One of the things that jumped out at me was information about the Vice President that I found intriguing.
The Vice President’s Residence & Office
Located on the grounds of the United States Naval Observatory (USNO), the white 19th Century house at Number One Observatory Circle in northwestern Washington, D.C., was built in 1893. Originally intended for the superintendent of the USNO, the house was so lovely that in 1923, the chief of naval operations kicked out the superintendent so he could move in himself. Historically, Vice Presidents and their families lived in their own homes, but the cost of securing these private residences grew substantially over the years. Finally, in 1974, Congress agreed to refurbish the house at the Naval Observatory as a home for the Vice President.
Three years passed before any Vice President actually lived at Number One Observatory Circle. Vice President Gerald Ford acceded to the Presidency before he could use the home, and his Vice President, Nelson Rockefeller, only used it for entertaining. Walter Mondale was the first Vice President to move into the home. It has since been home to the families of Vice Presidents Bush, Quayle, Gore, and Cheney. Vice President and Dr. Biden currently reside there.
I hadn’t thought about where the Vice President lived or at least I couldn’t remember having done so, but I was surprised to see that it is only within the last forty years or so that the veep didn’t live in their own home. I would have thought that they had a “state” house long before that.

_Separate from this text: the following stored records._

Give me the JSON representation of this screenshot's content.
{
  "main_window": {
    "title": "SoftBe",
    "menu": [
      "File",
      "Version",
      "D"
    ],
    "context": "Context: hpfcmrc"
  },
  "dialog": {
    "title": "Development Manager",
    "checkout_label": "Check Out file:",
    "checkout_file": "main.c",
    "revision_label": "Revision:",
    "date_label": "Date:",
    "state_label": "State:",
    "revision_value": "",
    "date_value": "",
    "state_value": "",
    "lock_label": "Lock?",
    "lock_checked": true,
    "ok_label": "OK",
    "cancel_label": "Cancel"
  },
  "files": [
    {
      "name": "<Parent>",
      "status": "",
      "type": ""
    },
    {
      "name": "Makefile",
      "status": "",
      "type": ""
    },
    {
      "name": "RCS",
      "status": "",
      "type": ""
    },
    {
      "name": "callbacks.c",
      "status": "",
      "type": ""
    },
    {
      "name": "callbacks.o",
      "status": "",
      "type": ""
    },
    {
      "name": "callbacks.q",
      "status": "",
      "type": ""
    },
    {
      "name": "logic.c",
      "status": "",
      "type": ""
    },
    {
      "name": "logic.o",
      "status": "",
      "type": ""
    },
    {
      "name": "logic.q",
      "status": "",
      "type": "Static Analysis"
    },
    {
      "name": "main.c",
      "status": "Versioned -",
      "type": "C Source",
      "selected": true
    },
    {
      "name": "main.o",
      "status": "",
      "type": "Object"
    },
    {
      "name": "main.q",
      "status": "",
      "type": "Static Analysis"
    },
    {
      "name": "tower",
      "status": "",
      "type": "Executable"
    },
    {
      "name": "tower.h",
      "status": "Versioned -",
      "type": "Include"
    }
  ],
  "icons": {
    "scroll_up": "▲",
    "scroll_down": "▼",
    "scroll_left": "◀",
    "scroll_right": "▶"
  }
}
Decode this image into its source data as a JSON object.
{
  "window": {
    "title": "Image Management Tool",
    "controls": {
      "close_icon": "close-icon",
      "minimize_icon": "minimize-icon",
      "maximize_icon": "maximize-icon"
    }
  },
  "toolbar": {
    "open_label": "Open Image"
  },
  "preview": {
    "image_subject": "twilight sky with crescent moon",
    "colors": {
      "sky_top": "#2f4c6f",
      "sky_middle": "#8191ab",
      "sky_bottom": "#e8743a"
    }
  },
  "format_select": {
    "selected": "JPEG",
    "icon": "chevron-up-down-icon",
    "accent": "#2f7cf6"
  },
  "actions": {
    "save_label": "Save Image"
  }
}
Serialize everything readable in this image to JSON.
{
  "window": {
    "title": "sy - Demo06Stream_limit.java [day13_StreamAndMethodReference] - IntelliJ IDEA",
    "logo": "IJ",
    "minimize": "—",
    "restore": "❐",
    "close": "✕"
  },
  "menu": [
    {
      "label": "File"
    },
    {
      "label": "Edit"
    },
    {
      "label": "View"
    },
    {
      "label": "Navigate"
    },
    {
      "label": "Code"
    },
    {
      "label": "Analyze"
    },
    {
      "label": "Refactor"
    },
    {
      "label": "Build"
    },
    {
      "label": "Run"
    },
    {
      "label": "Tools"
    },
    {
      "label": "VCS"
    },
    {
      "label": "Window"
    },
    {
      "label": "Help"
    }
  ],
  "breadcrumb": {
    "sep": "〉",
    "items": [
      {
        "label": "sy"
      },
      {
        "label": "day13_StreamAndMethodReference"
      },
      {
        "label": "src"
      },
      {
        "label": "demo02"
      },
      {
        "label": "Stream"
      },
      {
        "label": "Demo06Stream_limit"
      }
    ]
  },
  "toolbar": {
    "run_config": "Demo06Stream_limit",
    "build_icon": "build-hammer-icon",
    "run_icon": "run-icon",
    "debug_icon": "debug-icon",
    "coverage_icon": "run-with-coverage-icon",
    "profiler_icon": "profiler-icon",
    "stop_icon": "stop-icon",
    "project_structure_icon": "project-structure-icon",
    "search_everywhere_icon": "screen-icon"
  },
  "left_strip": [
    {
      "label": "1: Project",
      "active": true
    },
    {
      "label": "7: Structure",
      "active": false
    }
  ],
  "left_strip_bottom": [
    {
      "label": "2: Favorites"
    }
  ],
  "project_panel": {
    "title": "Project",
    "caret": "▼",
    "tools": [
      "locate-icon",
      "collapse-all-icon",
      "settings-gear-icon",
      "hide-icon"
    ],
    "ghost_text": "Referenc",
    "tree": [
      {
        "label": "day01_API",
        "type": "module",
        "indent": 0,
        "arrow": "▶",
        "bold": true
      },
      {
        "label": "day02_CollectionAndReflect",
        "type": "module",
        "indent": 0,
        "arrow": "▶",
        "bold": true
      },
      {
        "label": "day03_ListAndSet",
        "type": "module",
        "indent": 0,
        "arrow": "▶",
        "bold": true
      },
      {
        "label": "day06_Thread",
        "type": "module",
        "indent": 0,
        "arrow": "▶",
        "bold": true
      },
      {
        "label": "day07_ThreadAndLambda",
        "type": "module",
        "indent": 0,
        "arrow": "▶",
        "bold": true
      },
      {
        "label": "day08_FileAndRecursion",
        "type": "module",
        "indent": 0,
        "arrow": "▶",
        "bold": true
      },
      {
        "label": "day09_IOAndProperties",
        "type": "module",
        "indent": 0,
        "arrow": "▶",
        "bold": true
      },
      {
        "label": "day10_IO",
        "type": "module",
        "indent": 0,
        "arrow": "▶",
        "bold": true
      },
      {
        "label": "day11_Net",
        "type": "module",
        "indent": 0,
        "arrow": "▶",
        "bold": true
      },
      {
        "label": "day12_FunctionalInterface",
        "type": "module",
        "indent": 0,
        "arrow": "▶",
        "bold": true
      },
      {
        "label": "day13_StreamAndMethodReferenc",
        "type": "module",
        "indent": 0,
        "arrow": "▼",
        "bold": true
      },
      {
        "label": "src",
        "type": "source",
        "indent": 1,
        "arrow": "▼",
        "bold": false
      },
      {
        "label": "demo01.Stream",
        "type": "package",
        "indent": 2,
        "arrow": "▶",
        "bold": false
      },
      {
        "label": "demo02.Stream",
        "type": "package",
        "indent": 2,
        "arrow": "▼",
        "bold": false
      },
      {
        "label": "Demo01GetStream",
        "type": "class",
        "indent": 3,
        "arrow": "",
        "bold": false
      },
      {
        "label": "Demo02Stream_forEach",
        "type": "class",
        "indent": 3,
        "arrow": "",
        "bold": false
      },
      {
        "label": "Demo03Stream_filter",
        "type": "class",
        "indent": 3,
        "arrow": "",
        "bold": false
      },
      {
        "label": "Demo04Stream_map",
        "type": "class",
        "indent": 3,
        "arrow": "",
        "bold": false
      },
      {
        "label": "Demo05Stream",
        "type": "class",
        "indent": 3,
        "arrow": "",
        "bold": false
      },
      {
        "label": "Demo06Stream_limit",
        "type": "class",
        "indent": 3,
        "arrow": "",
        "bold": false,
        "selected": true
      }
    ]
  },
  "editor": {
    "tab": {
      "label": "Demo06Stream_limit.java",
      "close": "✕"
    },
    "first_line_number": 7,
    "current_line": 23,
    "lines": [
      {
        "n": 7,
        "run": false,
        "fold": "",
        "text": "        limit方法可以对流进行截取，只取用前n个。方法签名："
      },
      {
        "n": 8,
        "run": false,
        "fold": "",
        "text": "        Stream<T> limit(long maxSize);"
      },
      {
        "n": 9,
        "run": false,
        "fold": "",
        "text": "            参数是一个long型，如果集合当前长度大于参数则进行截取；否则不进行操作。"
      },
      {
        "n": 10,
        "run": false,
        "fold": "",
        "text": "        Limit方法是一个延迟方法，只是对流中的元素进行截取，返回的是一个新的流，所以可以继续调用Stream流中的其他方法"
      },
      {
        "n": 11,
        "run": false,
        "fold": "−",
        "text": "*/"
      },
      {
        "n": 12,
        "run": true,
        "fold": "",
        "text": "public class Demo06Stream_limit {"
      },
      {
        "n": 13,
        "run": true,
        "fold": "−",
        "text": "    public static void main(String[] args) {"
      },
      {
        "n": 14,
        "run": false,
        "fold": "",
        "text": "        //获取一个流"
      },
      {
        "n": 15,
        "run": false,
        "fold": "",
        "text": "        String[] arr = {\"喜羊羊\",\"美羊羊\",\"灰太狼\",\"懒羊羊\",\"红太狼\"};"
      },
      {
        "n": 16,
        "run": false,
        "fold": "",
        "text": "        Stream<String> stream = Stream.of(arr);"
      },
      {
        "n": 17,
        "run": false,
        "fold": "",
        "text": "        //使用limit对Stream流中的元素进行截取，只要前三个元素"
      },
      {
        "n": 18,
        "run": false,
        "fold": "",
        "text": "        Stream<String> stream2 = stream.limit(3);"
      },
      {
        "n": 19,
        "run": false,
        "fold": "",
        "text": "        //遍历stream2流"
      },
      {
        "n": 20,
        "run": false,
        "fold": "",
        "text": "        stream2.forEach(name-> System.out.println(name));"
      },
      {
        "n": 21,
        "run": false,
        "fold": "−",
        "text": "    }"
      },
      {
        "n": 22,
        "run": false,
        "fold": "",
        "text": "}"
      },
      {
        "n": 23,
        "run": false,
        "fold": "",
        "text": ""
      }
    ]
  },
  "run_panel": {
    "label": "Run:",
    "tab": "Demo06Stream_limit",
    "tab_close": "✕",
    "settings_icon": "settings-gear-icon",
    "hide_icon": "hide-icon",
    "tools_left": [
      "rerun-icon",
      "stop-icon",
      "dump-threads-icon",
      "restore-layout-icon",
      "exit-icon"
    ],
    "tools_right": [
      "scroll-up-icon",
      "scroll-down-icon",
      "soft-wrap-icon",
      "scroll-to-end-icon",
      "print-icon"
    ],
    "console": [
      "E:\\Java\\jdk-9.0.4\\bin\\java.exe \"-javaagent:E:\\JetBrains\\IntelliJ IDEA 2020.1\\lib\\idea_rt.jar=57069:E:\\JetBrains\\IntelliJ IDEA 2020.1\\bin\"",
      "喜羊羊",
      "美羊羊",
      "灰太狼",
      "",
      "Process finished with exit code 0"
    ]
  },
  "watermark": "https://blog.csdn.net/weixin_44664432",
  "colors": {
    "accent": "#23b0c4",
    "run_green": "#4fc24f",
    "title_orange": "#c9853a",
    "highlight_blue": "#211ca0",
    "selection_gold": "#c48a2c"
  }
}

Circling back to the start of this post I still wonder about the “perks and benefits” of being president and whether it is worth it. I suppose it takes a certain kind of person to want to do the job, but I am not sure I would want to give up the chance to live a “normal” life.
On the other hand you are privy to some extraordinary experiences you couldn’t have any other way and that is something that really attracts me.
What do you think?